Records excerpted from a collection:
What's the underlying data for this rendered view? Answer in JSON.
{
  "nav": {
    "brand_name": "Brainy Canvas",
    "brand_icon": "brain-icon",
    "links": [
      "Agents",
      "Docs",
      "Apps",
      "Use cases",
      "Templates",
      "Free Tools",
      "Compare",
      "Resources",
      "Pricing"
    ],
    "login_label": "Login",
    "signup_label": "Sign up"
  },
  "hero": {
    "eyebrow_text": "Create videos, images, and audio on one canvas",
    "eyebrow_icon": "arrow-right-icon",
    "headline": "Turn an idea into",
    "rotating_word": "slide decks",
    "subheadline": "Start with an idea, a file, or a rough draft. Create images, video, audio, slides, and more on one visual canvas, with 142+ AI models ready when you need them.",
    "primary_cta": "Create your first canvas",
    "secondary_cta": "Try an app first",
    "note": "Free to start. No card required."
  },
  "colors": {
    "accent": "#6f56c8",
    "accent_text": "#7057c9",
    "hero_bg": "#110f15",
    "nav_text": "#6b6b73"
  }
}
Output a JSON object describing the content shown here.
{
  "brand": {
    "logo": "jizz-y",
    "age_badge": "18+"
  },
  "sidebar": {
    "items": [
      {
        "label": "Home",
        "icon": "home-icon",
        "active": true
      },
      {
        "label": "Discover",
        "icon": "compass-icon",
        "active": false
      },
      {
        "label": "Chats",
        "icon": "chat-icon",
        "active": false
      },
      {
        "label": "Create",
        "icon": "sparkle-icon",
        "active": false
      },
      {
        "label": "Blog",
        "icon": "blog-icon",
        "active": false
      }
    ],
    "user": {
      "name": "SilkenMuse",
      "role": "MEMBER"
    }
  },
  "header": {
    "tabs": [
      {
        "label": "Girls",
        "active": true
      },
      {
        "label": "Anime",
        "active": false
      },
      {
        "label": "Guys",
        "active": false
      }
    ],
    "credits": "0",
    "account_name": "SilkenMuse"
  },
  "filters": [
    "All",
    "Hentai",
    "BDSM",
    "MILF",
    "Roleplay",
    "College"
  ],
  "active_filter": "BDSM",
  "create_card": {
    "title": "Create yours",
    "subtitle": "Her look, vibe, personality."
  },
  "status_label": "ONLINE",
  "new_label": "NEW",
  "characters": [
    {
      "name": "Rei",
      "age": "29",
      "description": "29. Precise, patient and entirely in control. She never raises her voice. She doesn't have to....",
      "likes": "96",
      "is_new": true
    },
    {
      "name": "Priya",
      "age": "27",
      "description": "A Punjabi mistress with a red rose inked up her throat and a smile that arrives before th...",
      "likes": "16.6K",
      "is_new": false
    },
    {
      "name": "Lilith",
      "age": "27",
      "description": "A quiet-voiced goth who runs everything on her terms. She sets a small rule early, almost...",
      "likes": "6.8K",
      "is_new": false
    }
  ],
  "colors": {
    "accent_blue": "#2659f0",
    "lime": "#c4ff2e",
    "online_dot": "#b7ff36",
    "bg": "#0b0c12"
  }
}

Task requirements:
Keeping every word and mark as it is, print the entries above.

Problem solution:
What's the underlying data for this rendered view? Answer in JSON.
{
  "nav": {
    "brand_name": "Brainy Canvas",
    "brand_icon": "brain-icon",
    "links": [
      "Agents",
      "Docs",
      "Apps",
      "Use cases",
      "Templates",
      "Free Tools",
      "Compare",
      "Resources",
      "Pricing"
    ],
    "login_label": "Login",
    "signup_label": "Sign up"
  },
  "hero": {
    "eyebrow_text": "Create videos, images, and audio on one canvas",
    "eyebrow_icon": "arrow-right-icon",
    "headline": "Turn an idea into",
    "rotating_word": "slide decks",
    "subheadline": "Start with an idea, a file, or a rough draft. Create images, video, audio, slides, and more on one visual canvas, with 142+ AI models ready when you need them.",
    "primary_cta": "Create your first canvas",
    "secondary_cta": "Try an app first",
    "note": "Free to start. No card required."
  },
  "colors": {
    "accent": "#6f56c8",
    "accent_text": "#7057c9",
    "hero_bg": "#110f15",
    "nav_text": "#6b6b73"
  }
}
Output a JSON object describing the content shown here.
{
  "brand": {
    "logo": "jizz-y",
    "age_badge": "18+"
  },
  "sidebar": {
    "items": [
      {
        "label": "Home",
        "icon": "home-icon",
        "active": true
      },
      {
        "label": "Discover",
        "icon": "compass-icon",
        "active": false
      },
      {
        "label": "Chats",
        "icon": "chat-icon",
        "active": false
      },
      {
        "label": "Create",
        "icon": "sparkle-icon",
        "active": false
      },
      {
        "label": "Blog",
        "icon": "blog-icon",
        "active": false
      }
    ],
    "user": {
      "name": "SilkenMuse",
      "role": "MEMBER"
    }
  },
  "header": {
    "tabs": [
      {
        "label": "Girls",
        "active": true
      },
      {
        "label": "Anime",
        "active": false
      },
      {
        "label": "Guys",
        "active": false
      }
    ],
    "credits": "0",
    "account_name": "SilkenMuse"
  },
  "filters": [
    "All",
    "Hentai",
    "BDSM",
    "MILF",
    "Roleplay",
    "College"
  ],
  "active_filter": "BDSM",
  "create_card": {
    "title": "Create yours",
    "subtitle": "Her look, vibe, personality."
  },
  "status_label": "ONLINE",
  "new_label": "NEW",
  "characters": [
    {
      "name": "Rei",
      "age": "29",
      "description": "29. Precise, patient and entirely in control. She never raises her voice. She doesn't have to....",
      "likes": "96",
      "is_new": true
    },
    {
      "name": "Priya",
      "age": "27",
      "description": "A Punjabi mistress with a red rose inked up her throat and a smile that arrives before th...",
      "likes": "16.6K",
      "is_new": false
    },
    {
      "name": "Lilith",
      "age": "27",
      "description": "A quiet-voiced goth who runs everything on her terms. She sets a small rule early, almost...",
      "likes": "6.8K",
      "is_new": false
    }
  ],
  "colors": {
    "accent_blue": "#2659f0",
    "lime": "#c4ff2e",
    "online_dot": "#b7ff36",
    "bg": "#0b0c12"
  }
}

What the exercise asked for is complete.